Start of INPUT RECORDS

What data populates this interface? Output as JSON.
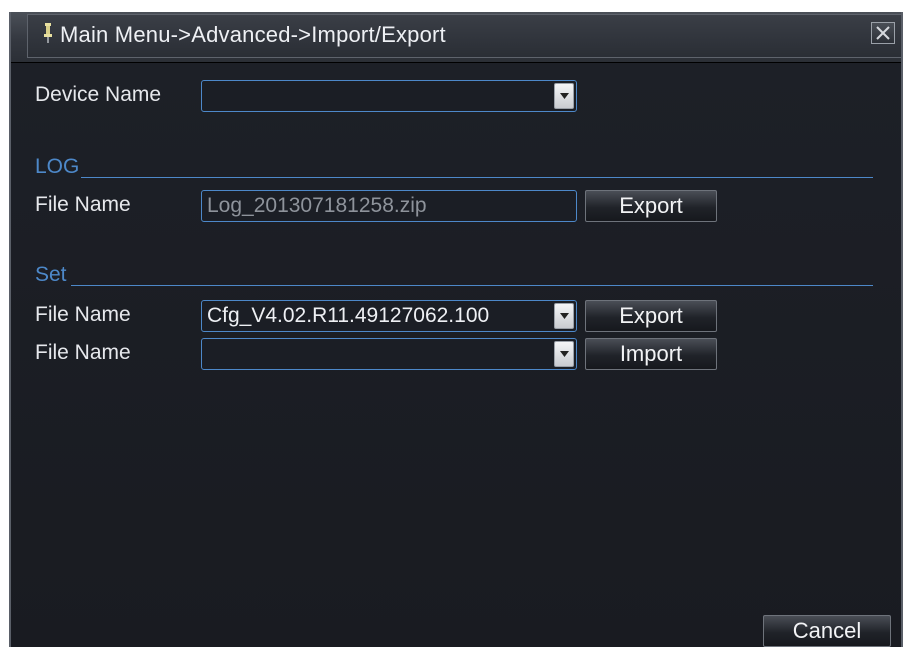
{
  "window": {
    "title": "Main Menu->Advanced->Import/Export",
    "title_icon": "pin-icon",
    "close_icon": "close-icon"
  },
  "device": {
    "label": "Device Name",
    "value": ""
  },
  "log": {
    "section_title": "LOG",
    "file_label": "File Name",
    "file_value": "Log_201307181258.zip",
    "export_label": "Export"
  },
  "set": {
    "section_title": "Set",
    "export_file_label": "File Name",
    "export_file_value": "Cfg_V4.02.R11.49127062.100",
    "export_label": "Export",
    "import_file_label": "File Name",
    "import_file_value": "",
    "import_label": "Import"
  },
  "footer": {
    "cancel_label": "Cancel"
  },
  "colors": {
    "accent": "#4d88c9",
    "background": "#1b1e25",
    "text": "#e6e8ec",
    "disabled_text": "#8e939b"
  }
}
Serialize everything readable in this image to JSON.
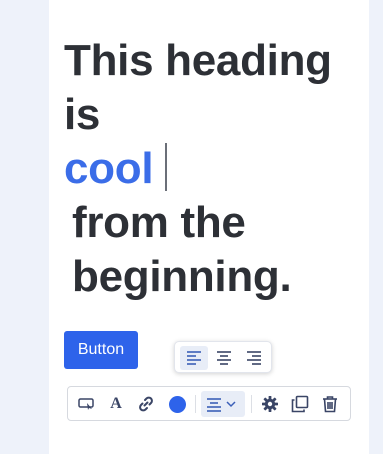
{
  "heading": {
    "line1": "This heading",
    "line2": "is",
    "highlight": "cool",
    "line4": "from the",
    "line5": "beginning."
  },
  "button": {
    "label": "Button"
  },
  "colors": {
    "accent": "#2e63ea",
    "highlight_text": "#3b6de8",
    "heading_text": "#2d3036",
    "page_bg": "#eef2fa",
    "icon": "#3a4566"
  },
  "align_popover": {
    "options": [
      "align-left-icon",
      "align-center-icon",
      "align-right-icon"
    ],
    "selected": "align-left-icon"
  },
  "toolbar": {
    "items": [
      "link-style-icon",
      "font-icon",
      "link-icon",
      "color-picker",
      "align-center-icon",
      "chevron-down-icon",
      "gear-icon",
      "duplicate-icon",
      "trash-icon"
    ],
    "font_glyph": "A",
    "text_color": "#2e63ea"
  }
}
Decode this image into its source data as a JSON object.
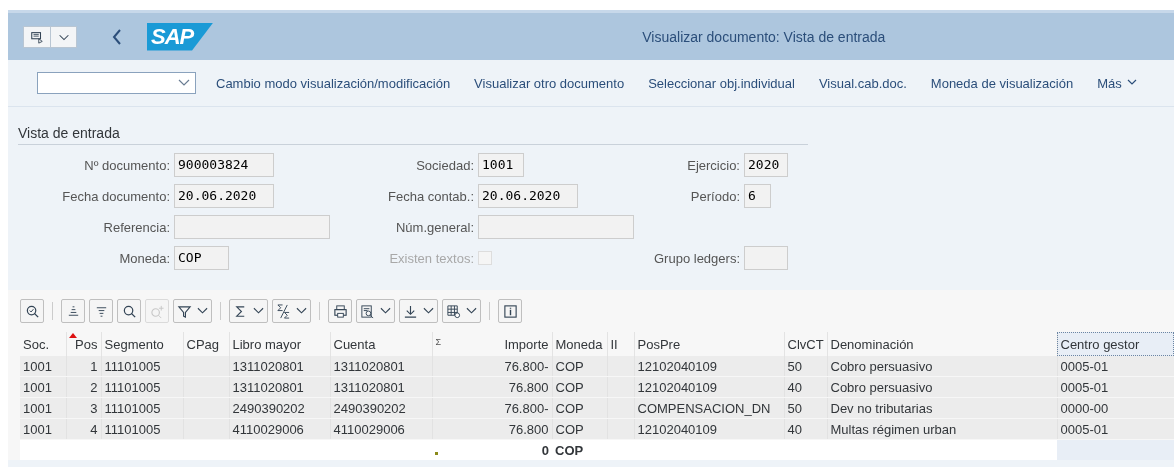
{
  "header": {
    "logo": "SAP",
    "title": "Visualizar documento: Vista de entrada"
  },
  "toolbar": {
    "items": [
      "Cambio modo visualización/modificación",
      "Visualizar otro documento",
      "Seleccionar obj.individual",
      "Visual.cab.doc.",
      "Moneda de visualización"
    ],
    "more": "Más"
  },
  "form": {
    "title": "Vista de entrada",
    "rows": [
      [
        {
          "label": "Nº documento:",
          "kind": "field",
          "value": "900003824"
        },
        {
          "label": "Sociedad:",
          "kind": "field",
          "value": "1001"
        },
        {
          "label": "Ejercicio:",
          "kind": "field",
          "value": "2020"
        }
      ],
      [
        {
          "label": "Fecha documento:",
          "kind": "field",
          "value": "20.06.2020"
        },
        {
          "label": "Fecha contab.:",
          "kind": "field",
          "value": "20.06.2020"
        },
        {
          "label": "Período:",
          "kind": "field",
          "value": "6"
        }
      ],
      [
        {
          "label": "Referencia:",
          "kind": "field"
        },
        {
          "label": "Núm.general:",
          "kind": "field"
        },
        null
      ],
      [
        {
          "label": "Moneda:",
          "kind": "field",
          "value": "COP"
        },
        {
          "label": "Existen textos:",
          "kind": "checkbox",
          "checked": false,
          "disabled": true
        },
        {
          "label": "Grupo ledgers:",
          "kind": "field"
        }
      ]
    ]
  },
  "grid_toolbar": {
    "groups": [
      [
        {
          "kind": "details",
          "dropdown": false,
          "disabled": false
        }
      ],
      [
        {
          "kind": "sort_up",
          "dropdown": false,
          "disabled": false
        },
        {
          "kind": "sort_down",
          "dropdown": false,
          "disabled": false
        },
        {
          "kind": "search",
          "dropdown": false,
          "disabled": false
        },
        {
          "kind": "search_next",
          "dropdown": false,
          "disabled": true
        },
        {
          "kind": "filter",
          "dropdown": true,
          "disabled": false
        }
      ],
      [
        {
          "kind": "sum",
          "dropdown": true,
          "disabled": false
        },
        {
          "kind": "subtotal",
          "dropdown": true,
          "disabled": false
        }
      ],
      [
        {
          "kind": "print",
          "dropdown": false,
          "disabled": false
        },
        {
          "kind": "view",
          "dropdown": true,
          "disabled": false
        },
        {
          "kind": "export",
          "dropdown": true,
          "disabled": false
        },
        {
          "kind": "layout",
          "dropdown": true,
          "disabled": false
        }
      ],
      [
        {
          "kind": "info",
          "dropdown": false,
          "disabled": false
        }
      ]
    ]
  },
  "table": {
    "columns": [
      {
        "label": "Soc.",
        "sorted": false,
        "selected": false
      },
      {
        "label": "Pos",
        "sorted": true,
        "selected": false
      },
      {
        "label": "Segmento",
        "sorted": false,
        "selected": false
      },
      {
        "label": "CPag",
        "sorted": false,
        "selected": false
      },
      {
        "label": "Libro mayor",
        "sorted": false,
        "selected": false
      },
      {
        "label": "Cuenta",
        "sorted": false,
        "selected": false
      },
      {
        "label": "Importe",
        "sum_mark": "Σ",
        "sorted": false,
        "selected": false
      },
      {
        "label": "Moneda",
        "sorted": false,
        "selected": false
      },
      {
        "label": "II",
        "sorted": false,
        "selected": false
      },
      {
        "label": "PosPre",
        "sorted": false,
        "selected": false
      },
      {
        "label": "ClvCT",
        "sorted": false,
        "selected": false
      },
      {
        "label": "Denominación",
        "sorted": false,
        "selected": false
      },
      {
        "label": "Centro gestor",
        "sorted": false,
        "selected": true
      }
    ],
    "rows": [
      [
        "1001",
        "1",
        "11101005",
        null,
        "1311020801",
        "1311020801",
        "76.800-",
        "COP",
        null,
        "12102040109",
        "50",
        "Cobro persuasivo",
        "0005-01"
      ],
      [
        "1001",
        "2",
        "11101005",
        null,
        "1311020801",
        "1311020801",
        "76.800",
        "COP",
        null,
        "12102040109",
        "40",
        "Cobro persuasivo",
        "0005-01"
      ],
      [
        "1001",
        "3",
        "11101005",
        null,
        "2490390202",
        "2490390202",
        "76.800-",
        "COP",
        null,
        "COMPENSACION_DN",
        "50",
        "Dev no tributarias",
        "0000-00"
      ],
      [
        "1001",
        "4",
        "11101005",
        null,
        "4110029006",
        "4110029006",
        "76.800",
        "COP",
        null,
        "12102040109",
        "40",
        "Multas régimen urban",
        "0005-01"
      ]
    ],
    "total": {
      "amount": "0",
      "currency": "COP"
    }
  }
}
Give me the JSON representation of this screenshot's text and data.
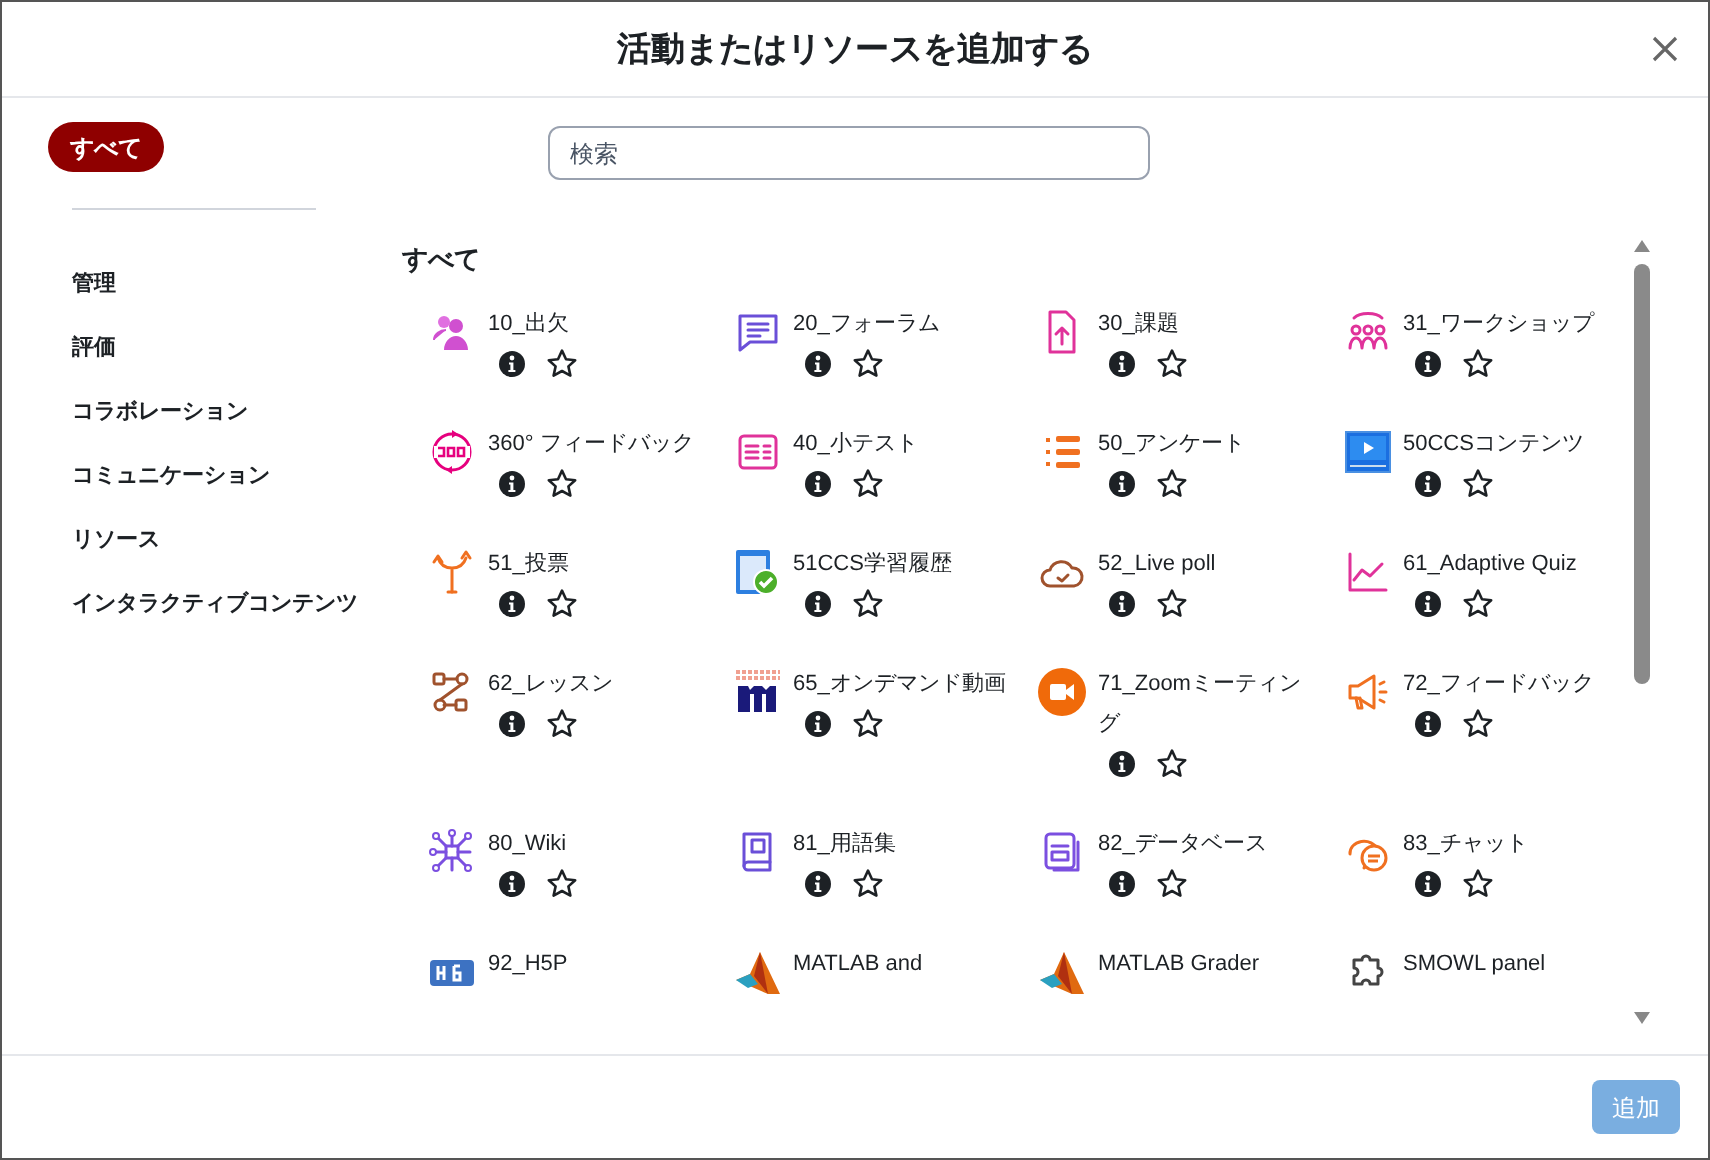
{
  "dialog": {
    "title": "活動またはリソースを追加する"
  },
  "nav": [
    {
      "label": "すべて",
      "selected": true
    },
    {
      "label": "管理",
      "selected": false
    },
    {
      "label": "評価",
      "selected": false
    },
    {
      "label": "コラボレーション",
      "selected": false
    },
    {
      "label": "コミュニケーション",
      "selected": false
    },
    {
      "label": "リソース",
      "selected": false
    },
    {
      "label": "インタラクティブコンテンツ",
      "selected": false
    }
  ],
  "search": {
    "placeholder": "検索"
  },
  "section_title": "すべて",
  "items": [
    {
      "name": "10_出欠",
      "starred": false
    },
    {
      "name": "20_フォーラム",
      "starred": false
    },
    {
      "name": "30_課題",
      "starred": false
    },
    {
      "name": "31_ワークショップ",
      "starred": false
    },
    {
      "name": "360° フィードバック",
      "starred": false
    },
    {
      "name": "40_小テスト",
      "starred": false
    },
    {
      "name": "50_アンケート",
      "starred": false
    },
    {
      "name": "50CCSコンテンツ",
      "starred": false
    },
    {
      "name": "51_投票",
      "starred": false
    },
    {
      "name": "51CCS学習履歴",
      "starred": false
    },
    {
      "name": "52_Live poll",
      "starred": false
    },
    {
      "name": "61_Adaptive Quiz",
      "starred": false
    },
    {
      "name": "62_レッスン",
      "starred": false
    },
    {
      "name": "65_オンデマンド動画",
      "starred": false
    },
    {
      "name": "71_Zoomミーティング",
      "starred": false
    },
    {
      "name": "72_フィードバック",
      "starred": false
    },
    {
      "name": "80_Wiki",
      "starred": false
    },
    {
      "name": "81_用語集",
      "starred": false
    },
    {
      "name": "82_データベース",
      "starred": false
    },
    {
      "name": "83_チャット",
      "starred": false
    },
    {
      "name": "92_H5P"
    },
    {
      "name": "MATLAB and"
    },
    {
      "name": "MATLAB Grader"
    },
    {
      "name": "SMOWL panel"
    }
  ],
  "footer": {
    "add_button": "追加"
  }
}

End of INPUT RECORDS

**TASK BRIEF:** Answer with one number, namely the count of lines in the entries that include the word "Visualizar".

**SOLUTION TO THIS TASK:** 2